Originally created in 2014 for my book, Knowledge is Beautiful, this infographic was part of my personal exploration of meditation (which often leads to Buddhist mind-training techniques). And a reflection of the book’s theme: visualising “knowledge” beyond typical Western definitions. The goal was to visualise not-often-charted aspects of Buddhist thought (with the minimum of Sanskrit terminology).
Here the graphic has been repurposed for web and updated with fresh understandings and extra details I’ve gleaned in recent years. Especially around the central Buddhist concept of ‘dependent origination’ and higher states of consciousness states known as jhanas – and how they may correlate with neuroscience’s modelling of the moment-by-moment ‘rendering’ of consciousness by the brain. (see Laukkonen 2023 study PDF or summary article)
While my personal engagement with the dharma never really progressed beyond “buffet buddhism” 🙂 sampling practices here and there, I remain fascinated by the rigor and esoteric scaffolding underpinning the Buddhist schema – and how it really bears out if you’re able to just sit, meditate and introspect your sensory experience (usually for days!).
Despite substantial epistemological differences, interesting research continues around the parallels between Eastern introspective insights and Western neuroscience.
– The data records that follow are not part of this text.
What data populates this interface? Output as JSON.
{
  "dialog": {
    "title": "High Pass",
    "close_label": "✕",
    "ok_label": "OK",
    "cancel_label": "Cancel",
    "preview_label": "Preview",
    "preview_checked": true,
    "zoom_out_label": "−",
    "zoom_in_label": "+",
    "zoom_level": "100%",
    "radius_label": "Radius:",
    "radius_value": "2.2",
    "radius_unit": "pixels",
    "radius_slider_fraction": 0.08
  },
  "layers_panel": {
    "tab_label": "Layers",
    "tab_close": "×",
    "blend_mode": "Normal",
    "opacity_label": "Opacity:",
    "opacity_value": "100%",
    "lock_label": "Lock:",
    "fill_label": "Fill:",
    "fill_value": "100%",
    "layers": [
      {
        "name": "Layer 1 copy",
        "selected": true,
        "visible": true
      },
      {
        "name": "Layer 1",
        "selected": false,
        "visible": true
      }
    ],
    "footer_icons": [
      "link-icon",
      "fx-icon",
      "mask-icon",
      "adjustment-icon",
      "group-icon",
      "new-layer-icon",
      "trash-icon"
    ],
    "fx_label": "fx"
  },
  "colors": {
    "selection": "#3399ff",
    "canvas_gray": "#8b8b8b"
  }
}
If you’re intrigued, starting with the work of Shinzen Young might prove … enlightening.